The only day I’m at home to prepare lunch is Monday, and I’m usually so busy catching up on my week, that I don’t have time for any. For dinner I like roast lamb, roast potatoes, loads of vegetables and mint sauce.

What is your favorite home appliance in your kitchen?

KitchenAid mixer.

What is your favorite hand tool, cooking utensil in your home kitchen?

Bain Marie; in America I think it’s called a double boiler. I use it to make lemon curd and melt chocolate.

Is there an appliance you disdain having in a kitchen?

Not really, although I could probably do without a microwave. It takes up my counter space and I really only use it to soften butter if I’m baking and have forgotten to get it out of the fridge in time.

Have you done any major kitchen remodeling? What did you change and why?

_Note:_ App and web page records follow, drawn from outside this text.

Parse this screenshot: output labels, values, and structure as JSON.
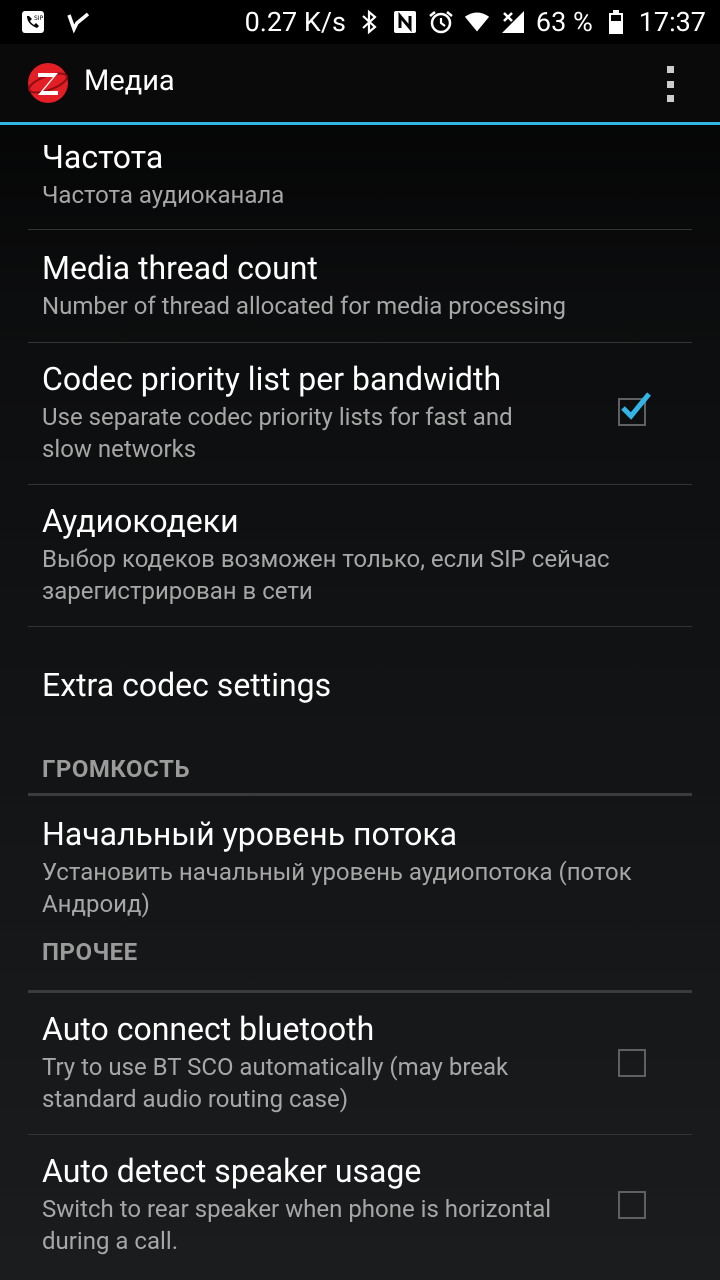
{
  "status_bar": {
    "net_speed": "0.27 K/s",
    "battery_percent": "63 %",
    "time": "17:37",
    "icons": [
      "sip-phone-icon",
      "check-icon",
      "bluetooth-icon",
      "nfc-icon",
      "alarm-icon",
      "wifi-icon",
      "signal-icon",
      "battery-icon"
    ]
  },
  "app_bar": {
    "title": "Медиа",
    "logo_icon": "zoiper-logo-icon",
    "menu_icon": "overflow-menu-icon"
  },
  "preferences": [
    {
      "title": "Частота",
      "summary": "Частота аудиоканала"
    },
    {
      "title": "Media thread count",
      "summary": "Number of thread allocated for media processing"
    },
    {
      "title": "Codec priority list per bandwidth",
      "summary": "Use separate codec priority lists for fast and slow networks",
      "checked": true
    },
    {
      "title": "Аудиокодеки",
      "summary": "Выбор кодеков возможен только, если SIP сейчас зарегистрирован в сети"
    },
    {
      "title": "Extra codec settings"
    }
  ],
  "categories": {
    "volume": {
      "label": "ГРОМКОСТЬ",
      "items": [
        {
          "title": "Начальный уровень потока",
          "summary": "Установить начальный уровень аудиопотока (поток Андроид)"
        }
      ]
    },
    "other": {
      "label": "ПРОЧЕЕ",
      "items": [
        {
          "title": "Auto connect bluetooth",
          "summary": "Try to use BT SCO automatically (may break standard audio routing case)",
          "checked": false
        },
        {
          "title": "Auto detect speaker usage",
          "summary": "Switch to rear speaker when phone is horizontal during a call.",
          "checked": false
        }
      ]
    }
  },
  "colors": {
    "accent": "#33b5e5",
    "checkmark": "#33b5e5",
    "logo_red": "#e31e24"
  }
}
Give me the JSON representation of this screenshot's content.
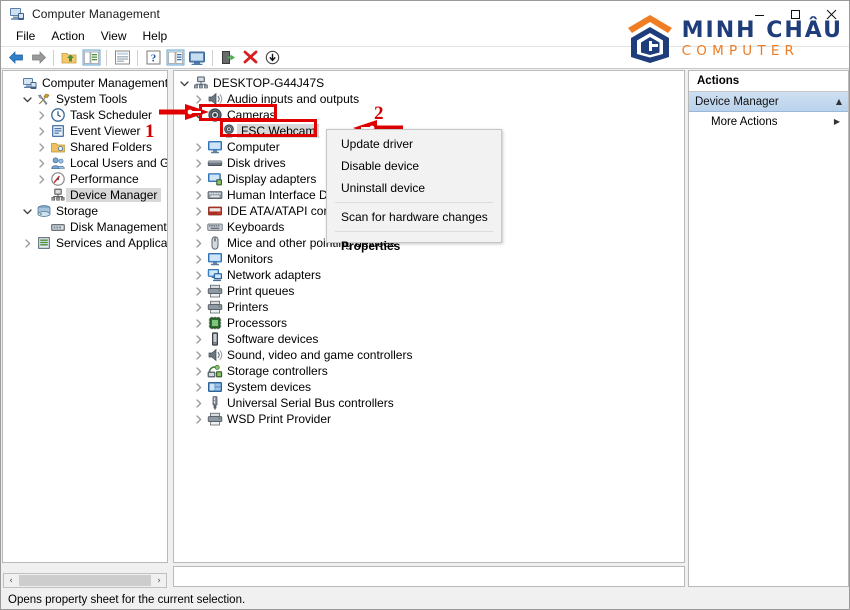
{
  "window": {
    "title": "Computer Management",
    "title_icon": "computer-management-icon",
    "minimize": "–",
    "maximize": "☐",
    "close": "✕"
  },
  "menubar": {
    "items": [
      {
        "label": "File",
        "name": "menu-file"
      },
      {
        "label": "Action",
        "name": "menu-action"
      },
      {
        "label": "View",
        "name": "menu-view"
      },
      {
        "label": "Help",
        "name": "menu-help"
      }
    ]
  },
  "toolbar": {
    "buttons": [
      {
        "icon": "back-arrow-icon",
        "title": "Back"
      },
      {
        "icon": "forward-arrow-icon",
        "title": "Forward"
      },
      {
        "icon": "up-folder-icon",
        "title": "Up One Level"
      },
      {
        "icon": "show-hide-console-tree-icon",
        "title": "Show/Hide Console Tree"
      },
      {
        "icon": "properties-icon",
        "title": "Properties"
      },
      {
        "icon": "help-icon",
        "title": "Help"
      },
      {
        "icon": "list-view-icon",
        "title": "View"
      },
      {
        "icon": "display-icon",
        "title": "Connect to another computer"
      },
      {
        "icon": "update-driver-icon",
        "title": "Update driver"
      },
      {
        "icon": "uninstall-device-icon",
        "title": "Uninstall device"
      },
      {
        "icon": "scan-hardware-icon",
        "title": "Scan for hardware changes"
      }
    ]
  },
  "console_tree": {
    "root": {
      "label": "Computer Management (Local",
      "icon": "computer-management-icon",
      "indent": 0,
      "twisty": "none",
      "selected": false
    },
    "items": [
      {
        "label": "System Tools",
        "icon": "system-tools-icon",
        "indent": 1,
        "twisty": "open",
        "selected": false
      },
      {
        "label": "Task Scheduler",
        "icon": "clock-icon",
        "indent": 2,
        "twisty": "closed",
        "selected": false
      },
      {
        "label": "Event Viewer",
        "icon": "event-viewer-icon",
        "indent": 2,
        "twisty": "closed",
        "selected": false
      },
      {
        "label": "Shared Folders",
        "icon": "shared-folders-icon",
        "indent": 2,
        "twisty": "closed",
        "selected": false
      },
      {
        "label": "Local Users and Groups",
        "icon": "users-icon",
        "indent": 2,
        "twisty": "closed",
        "selected": false
      },
      {
        "label": "Performance",
        "icon": "performance-icon",
        "indent": 2,
        "twisty": "closed",
        "selected": false
      },
      {
        "label": "Device Manager",
        "icon": "device-manager-icon",
        "indent": 2,
        "twisty": "none",
        "selected": true
      },
      {
        "label": "Storage",
        "icon": "storage-icon",
        "indent": 1,
        "twisty": "open",
        "selected": false
      },
      {
        "label": "Disk Management",
        "icon": "disk-management-icon",
        "indent": 2,
        "twisty": "none",
        "selected": false
      },
      {
        "label": "Services and Applications",
        "icon": "services-icon",
        "indent": 1,
        "twisty": "closed",
        "selected": false
      }
    ]
  },
  "device_tree": {
    "root": {
      "label": "DESKTOP-G44J47S",
      "icon": "computer-icon",
      "indent": 0,
      "twisty": "open"
    },
    "items": [
      {
        "label": "Audio inputs and outputs",
        "icon": "audio-icon",
        "indent": 1,
        "twisty": "closed"
      },
      {
        "label": "Cameras",
        "icon": "camera-icon",
        "indent": 1,
        "twisty": "open"
      },
      {
        "label": "FSC Webcam",
        "icon": "webcam-icon",
        "indent": 2,
        "twisty": "none",
        "selected": true
      },
      {
        "label": "Computer",
        "icon": "monitor-icon",
        "indent": 1,
        "twisty": "closed"
      },
      {
        "label": "Disk drives",
        "icon": "disk-drive-icon",
        "indent": 1,
        "twisty": "closed"
      },
      {
        "label": "Display adapters",
        "icon": "display-adapter-icon",
        "indent": 1,
        "twisty": "closed"
      },
      {
        "label": "Human Interface Devices",
        "icon": "hid-icon",
        "indent": 1,
        "twisty": "closed"
      },
      {
        "label": "IDE ATA/ATAPI controllers",
        "icon": "ide-icon",
        "indent": 1,
        "twisty": "closed"
      },
      {
        "label": "Keyboards",
        "icon": "keyboard-icon",
        "indent": 1,
        "twisty": "closed"
      },
      {
        "label": "Mice and other pointing devices",
        "icon": "mouse-icon",
        "indent": 1,
        "twisty": "closed"
      },
      {
        "label": "Monitors",
        "icon": "monitor-icon",
        "indent": 1,
        "twisty": "closed"
      },
      {
        "label": "Network adapters",
        "icon": "network-icon",
        "indent": 1,
        "twisty": "closed"
      },
      {
        "label": "Print queues",
        "icon": "printer-icon",
        "indent": 1,
        "twisty": "closed"
      },
      {
        "label": "Printers",
        "icon": "printer-icon",
        "indent": 1,
        "twisty": "closed"
      },
      {
        "label": "Processors",
        "icon": "processor-icon",
        "indent": 1,
        "twisty": "closed"
      },
      {
        "label": "Software devices",
        "icon": "software-device-icon",
        "indent": 1,
        "twisty": "closed"
      },
      {
        "label": "Sound, video and game controllers",
        "icon": "audio-icon",
        "indent": 1,
        "twisty": "closed"
      },
      {
        "label": "Storage controllers",
        "icon": "storage-controller-icon",
        "indent": 1,
        "twisty": "closed"
      },
      {
        "label": "System devices",
        "icon": "system-device-icon",
        "indent": 1,
        "twisty": "closed"
      },
      {
        "label": "Universal Serial Bus controllers",
        "icon": "usb-icon",
        "indent": 1,
        "twisty": "closed"
      },
      {
        "label": "WSD Print Provider",
        "icon": "printer-icon",
        "indent": 1,
        "twisty": "closed"
      }
    ]
  },
  "context_menu": {
    "items": [
      {
        "label": "Update driver",
        "bold": false,
        "separator_after": false
      },
      {
        "label": "Disable device",
        "bold": false,
        "separator_after": false
      },
      {
        "label": "Uninstall device",
        "bold": false,
        "separator_after": true
      },
      {
        "label": "Scan for hardware changes",
        "bold": false,
        "separator_after": true
      },
      {
        "label": "Properties",
        "bold": true,
        "separator_after": false
      }
    ]
  },
  "actions_pane": {
    "header": "Actions",
    "group_title": "Device Manager",
    "group_collapse_icon": "▲",
    "rows": [
      {
        "label": "More Actions",
        "chevron": "▶"
      }
    ]
  },
  "scrollbar": {
    "left_arrow": "‹",
    "right_arrow": "›"
  },
  "statusbar": {
    "text": "Opens property sheet for the current selection."
  },
  "logo": {
    "main": "MINH CHÂU",
    "sub": "COMPUTER",
    "mark": "minh-chau-hexagon-logo-icon",
    "color_blue": "#1f3d7a",
    "color_orange": "#ee7d23"
  },
  "annotations": {
    "step1": "1",
    "step2": "2",
    "highlight_color": "#e00000"
  }
}
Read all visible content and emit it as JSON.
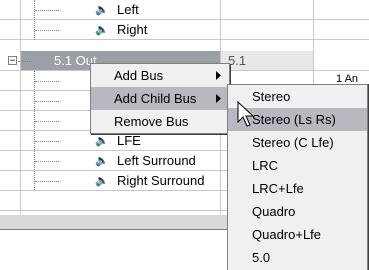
{
  "tree": {
    "expander_symbol": "−",
    "rows": [
      {
        "label": "Left",
        "icon": "speaker-icon"
      },
      {
        "label": "Right",
        "icon": "speaker-icon"
      },
      {
        "label": "5.1 Out",
        "config": "5.1"
      },
      {
        "label": "LFE",
        "icon": "speaker-icon"
      },
      {
        "label": "Left Surround",
        "icon": "speaker-icon"
      },
      {
        "label": "Right Surround",
        "icon": "speaker-icon"
      }
    ],
    "partial_right_text": "1 An"
  },
  "context_menu": {
    "items": [
      {
        "label": "Add Bus",
        "has_submenu": true
      },
      {
        "label": "Add Child Bus",
        "has_submenu": true,
        "selected": true
      },
      {
        "label": "Remove Bus",
        "has_submenu": false
      }
    ]
  },
  "submenu": {
    "items": [
      {
        "label": "Stereo"
      },
      {
        "label": "Stereo (Ls Rs)",
        "selected": true
      },
      {
        "label": "Stereo (C Lfe)"
      },
      {
        "label": "LRC"
      },
      {
        "label": "LRC+Lfe"
      },
      {
        "label": "Quadro"
      },
      {
        "label": "Quadro+Lfe"
      },
      {
        "label": "5.0"
      }
    ]
  },
  "colors": {
    "selection": "#b8b8c0",
    "bus_row_highlight": "#9aa0a6",
    "menu_bg": "#f0f0f0"
  }
}
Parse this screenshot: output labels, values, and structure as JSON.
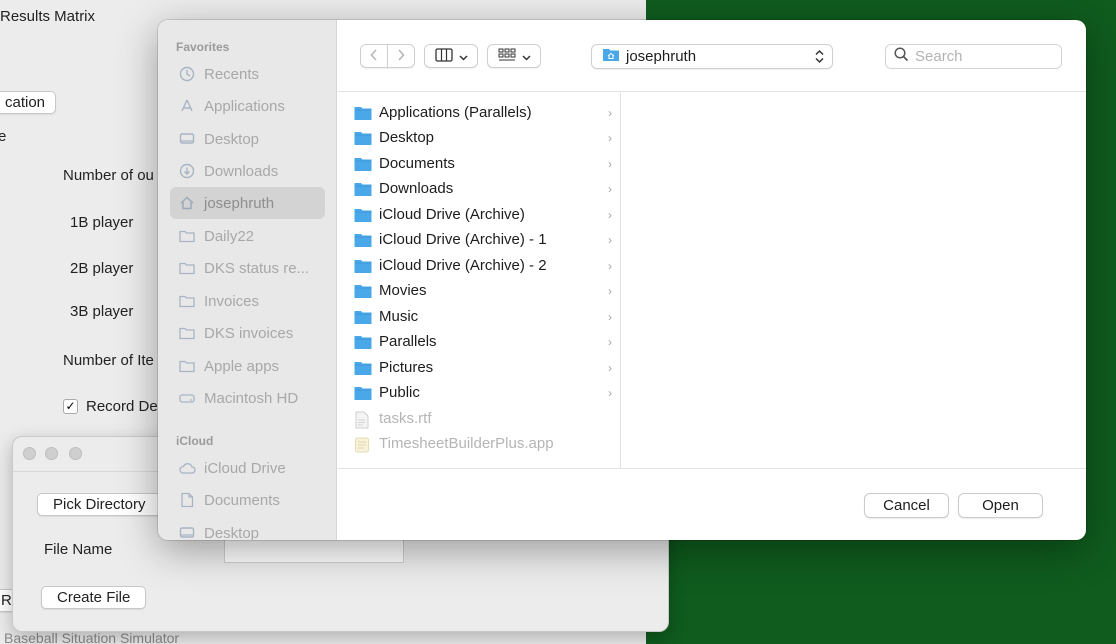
{
  "background_app": {
    "title": "Results Matrix",
    "location_button": "cation",
    "fragment_e": "e",
    "number_of_outs": "Number of ou",
    "player_1b": "1B player",
    "player_2b": "2B player",
    "player_3b": "3B player",
    "number_of_iterations": "Number of Ite",
    "record_checkbox": "Record De",
    "record_checked": true,
    "left_fragment": "R",
    "footer": "Baseball Situation Simulator"
  },
  "small_window": {
    "pick_directory": "Pick Directory",
    "file_name_label": "File Name",
    "create_file": "Create File"
  },
  "dialog": {
    "sidebar": {
      "favorites_label": "Favorites",
      "favorites": [
        {
          "label": "Recents",
          "icon": "clock-icon"
        },
        {
          "label": "Applications",
          "icon": "applications-icon"
        },
        {
          "label": "Desktop",
          "icon": "desktop-icon"
        },
        {
          "label": "Downloads",
          "icon": "download-icon"
        },
        {
          "label": "josephruth",
          "icon": "home-icon",
          "selected": true
        },
        {
          "label": "Daily22",
          "icon": "folder-icon"
        },
        {
          "label": "DKS status re...",
          "icon": "folder-icon"
        },
        {
          "label": "Invoices",
          "icon": "folder-icon"
        },
        {
          "label": "DKS invoices",
          "icon": "folder-icon"
        },
        {
          "label": "Apple apps",
          "icon": "folder-icon"
        },
        {
          "label": "Macintosh HD",
          "icon": "drive-icon"
        }
      ],
      "icloud_label": "iCloud",
      "icloud": [
        {
          "label": "iCloud Drive",
          "icon": "cloud-icon"
        },
        {
          "label": "Documents",
          "icon": "document-icon"
        },
        {
          "label": "Desktop",
          "icon": "desktop-icon"
        }
      ]
    },
    "toolbar": {
      "back_icon": "chevron-left-icon",
      "forward_icon": "chevron-right-icon",
      "view_icon": "columns-view-icon",
      "group_icon": "grid-icon",
      "location": "josephruth",
      "search_placeholder": "Search"
    },
    "files": [
      {
        "name": "Applications (Parallels)",
        "kind": "folder",
        "enabled": true
      },
      {
        "name": "Desktop",
        "kind": "folder",
        "enabled": true
      },
      {
        "name": "Documents",
        "kind": "folder",
        "enabled": true
      },
      {
        "name": "Downloads",
        "kind": "folder",
        "enabled": true
      },
      {
        "name": "iCloud Drive (Archive)",
        "kind": "folder",
        "enabled": true
      },
      {
        "name": "iCloud Drive (Archive) - 1",
        "kind": "folder",
        "enabled": true
      },
      {
        "name": "iCloud Drive (Archive) - 2",
        "kind": "folder",
        "enabled": true
      },
      {
        "name": "Movies",
        "kind": "folder",
        "enabled": true
      },
      {
        "name": "Music",
        "kind": "folder",
        "enabled": true
      },
      {
        "name": "Parallels",
        "kind": "folder",
        "enabled": true
      },
      {
        "name": "Pictures",
        "kind": "folder",
        "enabled": true
      },
      {
        "name": "Public",
        "kind": "folder",
        "enabled": true
      },
      {
        "name": "tasks.rtf",
        "kind": "file",
        "enabled": false
      },
      {
        "name": "TimesheetBuilderPlus.app",
        "kind": "app",
        "enabled": false
      }
    ],
    "cancel": "Cancel",
    "open": "Open"
  },
  "colors": {
    "folder_blue": "#4aa8e8",
    "background_green": "#0f5c1e"
  }
}
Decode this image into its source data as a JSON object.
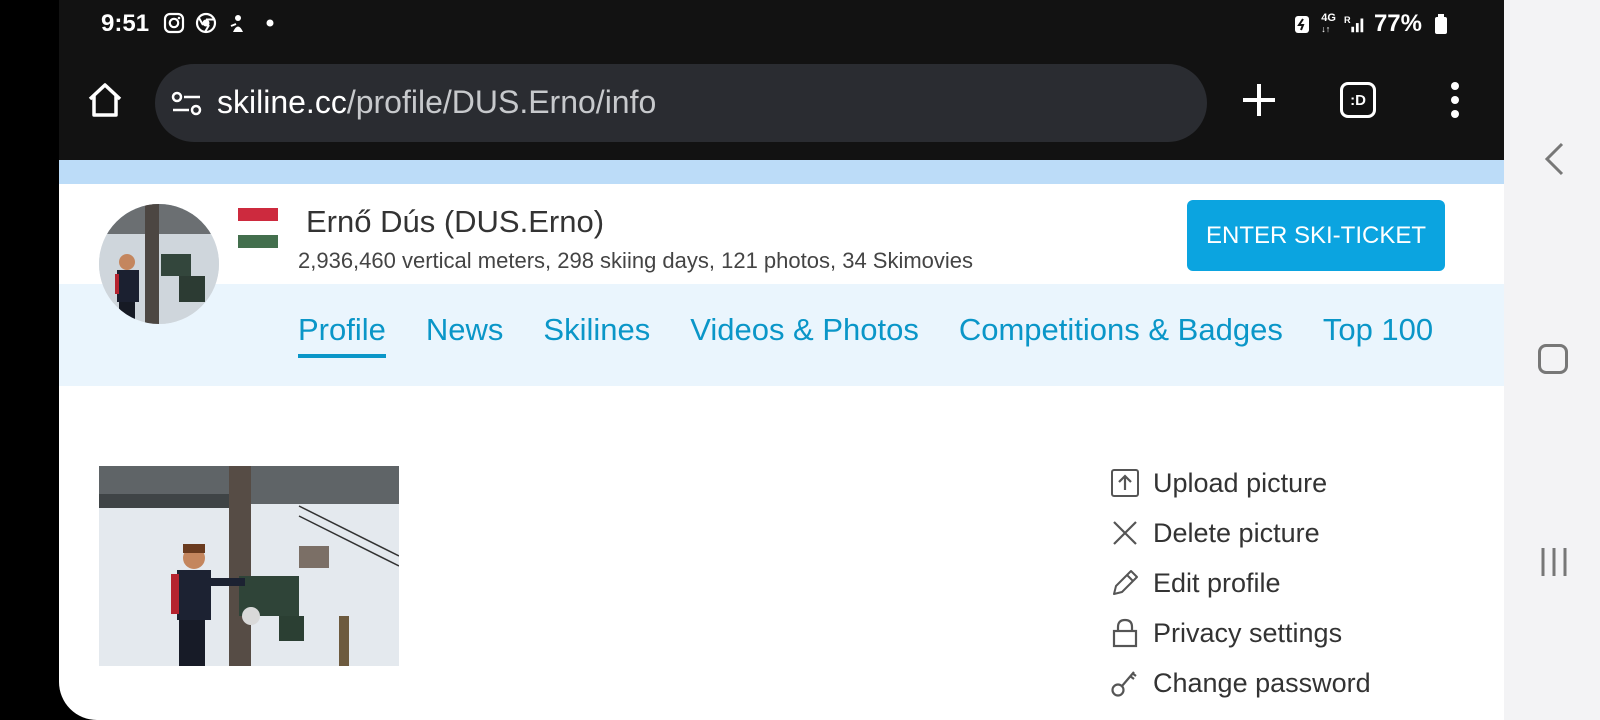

My last house in England, we took out the whole ground floor back wall and added a sunroom. This doubled the size of the kitchen and also gave me a lot more light. I had a home cake decorating business, so equipment storage had been a problem and countertop space had been limited. We also had to comply with local authority health specs.

What is your ideal kitchen? What would you improve, if you could?

My current home kitchen is fine, although I would like pull-outs in the cupboards. I have so many ingredient containers that I have to rearrange the cupboards and nearly have to stand on my head to find anything. My husband is currently on a mission to fix this and also build me a larder (pantry) cupboard. I’d love stainless steel countertops, but I don’t think that’ll happen any time soon.

What is your spice of choice?

This is not easy because I use so many in my baking, but if really pushed, I’d say cinnamon.

What chefs do you admire most?

I don’t really know a lot about the chefs here, although I have discovered Ace of Cakes and Buddy of Cake Boss. Being a baker and cake decorator, I really appreciate and respect their work. The chef I really admire is the one from my school who coached and mentored me and rearranged our school kitchen to accommodate a lefty. Thank you Mrs. Clarke.

What restaurants do you enjoy, other than your own?

For a Brit fix, we go to McBains for good old fish and chips. Pine Tavern in Bend is great, and La Magie has the most amazing almond croissants.

Favorite room you like to eat your meals in?

Breakfast in bed! In the summer we eat outside for as many meals as we can. In England my house was right under Heathrow Airport’s flight path, so now I can sit outside, eat my meals and enjoy the peace and quiet. My favorite lazy thing is tea and toast and a good book which I curl up with in bed.

Best meal you’ve ever eaten in your life?

I ate at the Retired Servicemen League (RSL) in Port McQuarry, Queensland, Australia, and I had the best lamb in a red wine, rosemary sauce that just melted in your mouth. It was a four-course meal, for three Australian dollars! I’ve had many good meals, including one at the Raffle Hotel in Singapore, but nothing has come close to this meal I had in the RSL, and they were so hospitable, too.

Guilty food pleasure?

Any type of chocolate cake!

Best food book/novel or best cook book?

I have lots of British books, but I really like “The Cake Book” by Tish Boyle. Also, the BBC Good Food Magazine. (Sometimes it’s hard to convert British recipes because we weigh our ingredients, and here you measure things by cups.)

What do you like to do outside of the kitchen?

Although I haven’t done any since I moved over here, I’m a qualified dance teacher. I started when I was 7 and competed in ballroom, Latin and classical sequence. When line dance first hit the U.K., I qualified in that also. I’ve been so focused on the tearoom that I haven’t taken the time to do anything; I really need to find a class to attend. I also enjoy needlework and crafts. I quilt when I can find the time.

If you couldn’t be a chef, or in the food industry, what profession would you have chosen?

Along with my catering and cake business, I spent 25 years in finance, which I enjoyed, but what I really wanted to do was to teach needlework and crafts.

Favorite food quote, or philosophy you often repeat to yourself?

I was always told to never trust a skinny cook.

Contact AK’s Tea Room: 525 S.W. Sixth St., Redmond; 541-526-5522; or www.facebook.com/akstearoom

— Reporter: pnakamura@bendbulletin.com